MATERIAL FOR THIS EXERCISE –
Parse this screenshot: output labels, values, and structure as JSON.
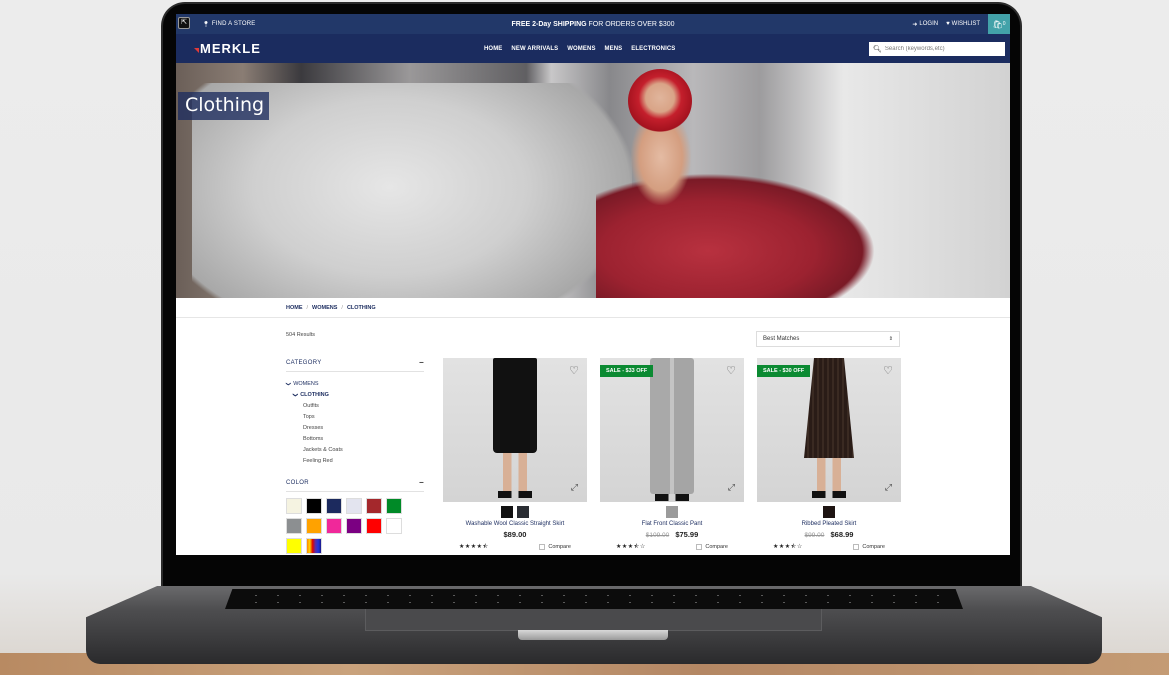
{
  "utility_bar": {
    "store_label": "FIND A STORE",
    "promo_bold": "FREE 2-Day SHIPPING",
    "promo_rest": " FOR ORDERS OVER $300",
    "login_label": "LOGIN",
    "wishlist_label": "WISHLIST",
    "cart_count": "0",
    "bg_color": "#223869",
    "cart_color": "#43a2a9"
  },
  "nav": {
    "logo": "MERKLE",
    "links": [
      "HOME",
      "NEW ARRIVALS",
      "WOMENS",
      "MENS",
      "ELECTRONICS"
    ],
    "search_placeholder": "Search (keywords,etc)",
    "bg_color": "#1b2c5f"
  },
  "hero": {
    "title": "Clothing"
  },
  "breadcrumb": [
    "HOME",
    "WOMENS",
    "CLOTHING"
  ],
  "results": {
    "count_label": "504 Results",
    "sort_selected": "Best Matches"
  },
  "sidebar": {
    "category": {
      "title": "CATEGORY",
      "items": [
        {
          "label": "WOMENS",
          "level": 1,
          "expanded": true
        },
        {
          "label": "CLOTHING",
          "level": 2,
          "expanded": true
        },
        {
          "label": "Outfits",
          "level": 3
        },
        {
          "label": "Tops",
          "level": 3
        },
        {
          "label": "Dresses",
          "level": 3
        },
        {
          "label": "Bottoms",
          "level": 3
        },
        {
          "label": "Jackets & Coats",
          "level": 3
        },
        {
          "label": "Feeling Red",
          "level": 3
        }
      ]
    },
    "color": {
      "title": "COLOR",
      "swatches": [
        "#f5f3e1",
        "#000000",
        "#1c2a5e",
        "#e3e4ef",
        "#a4282c",
        "#008a27",
        "#8c8f91",
        "#ffa200",
        "#f0289a",
        "#7b0082",
        "#ff0000",
        "#ffffff",
        "#ffff00",
        "rainbow"
      ]
    }
  },
  "products": [
    {
      "name": "Washable Wool Classic Straight Skirt",
      "price": "$89.00",
      "original_price": null,
      "sale_badge": null,
      "rating": 4.5,
      "stars": "★★★★⯪",
      "swatches": [
        "#111111",
        "#2a2d33"
      ],
      "compare_label": "Compare"
    },
    {
      "name": "Flat Front Classic Pant",
      "price": "$75.99",
      "original_price": "$109.00",
      "sale_badge": "SALE - $33 OFF",
      "rating": 3.5,
      "stars": "★★★⯪☆",
      "swatches": [
        "#9b9b9b"
      ],
      "compare_label": "Compare"
    },
    {
      "name": "Ribbed Pleated Skirt",
      "price": "$68.99",
      "original_price": "$99.00",
      "sale_badge": "SALE - $30 OFF",
      "rating": 3.5,
      "stars": "★★★⯪☆",
      "swatches": [
        "#1e1412"
      ],
      "compare_label": "Compare"
    }
  ],
  "colors": {
    "sale_green": "#0b8a32",
    "link_navy": "#1b2c5f"
  }
}
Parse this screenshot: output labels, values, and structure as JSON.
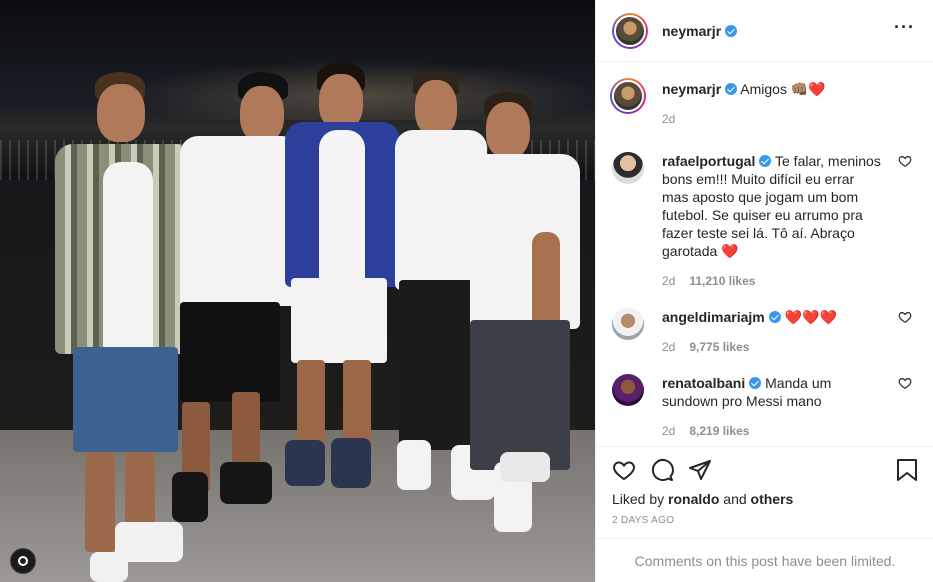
{
  "post": {
    "author": "neymarjr",
    "caption": "Amigos",
    "caption_emojis": "👊🏽❤️",
    "caption_time": "2d"
  },
  "comments": [
    {
      "user": "rafaelportugal",
      "text": "Te falar, meninos bons em!!! Muito difícil eu errar mas aposto que jogam um bom futebol. Se quiser eu arrumo pra fazer teste sei lá. Tô aí. Abraço garotada",
      "emoji": "❤️",
      "time": "2d",
      "likes": "11,210 likes"
    },
    {
      "user": "angeldimariajm",
      "text": "",
      "emoji": "❤️❤️❤️",
      "time": "2d",
      "likes": "9,775 likes"
    },
    {
      "user": "renatoalbani",
      "text": "Manda um sundown pro Messi mano",
      "emoji": "",
      "time": "2d",
      "likes": "8,219 likes"
    }
  ],
  "liked_by": {
    "prefix": "Liked by",
    "user": "ronaldo",
    "joiner": "and",
    "others": "others"
  },
  "date": "2 DAYS AGO",
  "comments_limited": "Comments on this post have been limited.",
  "colors": {
    "verified": "#3897f0",
    "heart": "#ed4956",
    "muted": "#8e8e8e"
  }
}
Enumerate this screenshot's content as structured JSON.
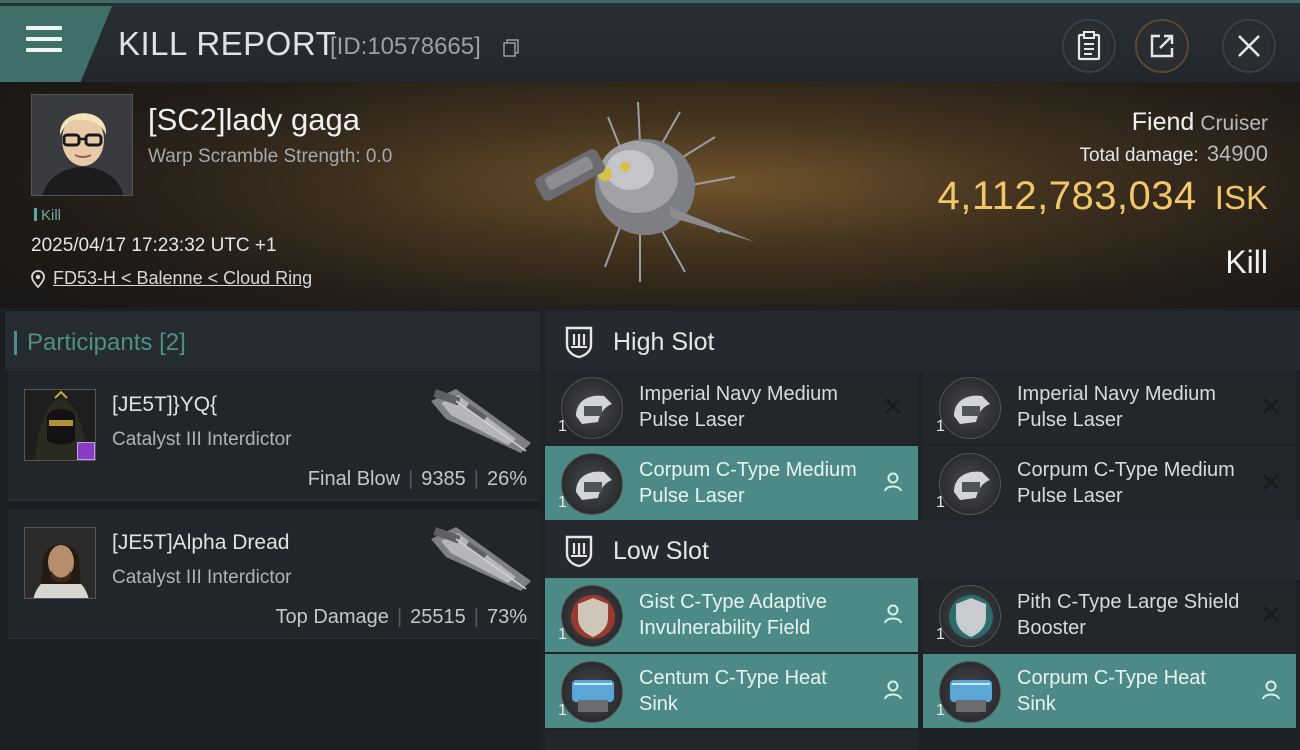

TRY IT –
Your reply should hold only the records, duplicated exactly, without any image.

RESULT OF THIS EXERCISE –
Parse this screenshot: output labels, values, and structure as JSON.
{
  "utility_bar": {
    "store_label": "FIND A STORE",
    "promo_bold": "FREE 2-Day SHIPPING",
    "promo_rest": " FOR ORDERS OVER $300",
    "login_label": "LOGIN",
    "wishlist_label": "WISHLIST",
    "cart_count": "0",
    "bg_color": "#223869",
    "cart_color": "#43a2a9"
  },
  "nav": {
    "logo": "MERKLE",
    "links": [
      "HOME",
      "NEW ARRIVALS",
      "WOMENS",
      "MENS",
      "ELECTRONICS"
    ],
    "search_placeholder": "Search (keywords,etc)",
    "bg_color": "#1b2c5f"
  },
  "hero": {
    "title": "Clothing"
  },
  "breadcrumb": [
    "HOME",
    "WOMENS",
    "CLOTHING"
  ],
  "results": {
    "count_label": "504 Results",
    "sort_selected": "Best Matches"
  },
  "sidebar": {
    "category": {
      "title": "CATEGORY",
      "items": [
        {
          "label": "WOMENS",
          "level": 1,
          "expanded": true
        },
        {
          "label": "CLOTHING",
          "level": 2,
          "expanded": true
        },
        {
          "label": "Outfits",
          "level": 3
        },
        {
          "label": "Tops",
          "level": 3
        },
        {
          "label": "Dresses",
          "level": 3
        },
        {
          "label": "Bottoms",
          "level": 3
        },
        {
          "label": "Jackets & Coats",
          "level": 3
        },
        {
          "label": "Feeling Red",
          "level": 3
        }
      ]
    },
    "color": {
      "title": "COLOR",
      "swatches": [
        "#f5f3e1",
        "#000000",
        "#1c2a5e",
        "#e3e4ef",
        "#a4282c",
        "#008a27",
        "#8c8f91",
        "#ffa200",
        "#f0289a",
        "#7b0082",
        "#ff0000",
        "#ffffff",
        "#ffff00",
        "rainbow"
      ]
    }
  },
  "products": [
    {
      "name": "Washable Wool Classic Straight Skirt",
      "price": "$89.00",
      "original_price": null,
      "sale_badge": null,
      "rating": 4.5,
      "stars": "★★★★⯪",
      "swatches": [
        "#111111",
        "#2a2d33"
      ],
      "compare_label": "Compare"
    },
    {
      "name": "Flat Front Classic Pant",
      "price": "$75.99",
      "original_price": "$109.00",
      "sale_badge": "SALE - $33 OFF",
      "rating": 3.5,
      "stars": "★★★⯪☆",
      "swatches": [
        "#9b9b9b"
      ],
      "compare_label": "Compare"
    },
    {
      "name": "Ribbed Pleated Skirt",
      "price": "$68.99",
      "original_price": "$99.00",
      "sale_badge": "SALE - $30 OFF",
      "rating": 3.5,
      "stars": "★★★⯪☆",
      "swatches": [
        "#1e1412"
      ],
      "compare_label": "Compare"
    }
  ],
  "colors": {
    "sale_green": "#0b8a32",
    "link_navy": "#1b2c5f"
  }
}
Parse this screenshot: output labels, values, and structure as JSON.
{
  "post": {
    "author": "neymarjr",
    "caption": "Amigos",
    "caption_emojis": "👊🏽❤️",
    "caption_time": "2d"
  },
  "comments": [
    {
      "user": "rafaelportugal",
      "text": "Te falar, meninos bons em!!! Muito difícil eu errar mas aposto que jogam um bom futebol. Se quiser eu arrumo pra fazer teste sei lá. Tô aí. Abraço garotada",
      "emoji": "❤️",
      "time": "2d",
      "likes": "11,210 likes"
    },
    {
      "user": "angeldimariajm",
      "text": "",
      "emoji": "❤️❤️❤️",
      "time": "2d",
      "likes": "9,775 likes"
    },
    {
      "user": "renatoalbani",
      "text": "Manda um sundown pro Messi mano",
      "emoji": "",
      "time": "2d",
      "likes": "8,219 likes"
    }
  ],
  "liked_by": {
    "prefix": "Liked by",
    "user": "ronaldo",
    "joiner": "and",
    "others": "others"
  },
  "date": "2 DAYS AGO",
  "comments_limited": "Comments on this post have been limited.",
  "colors": {
    "verified": "#3897f0",
    "heart": "#ed4956",
    "muted": "#8e8e8e"
  }
}
Enumerate this screenshot's content as structured JSON.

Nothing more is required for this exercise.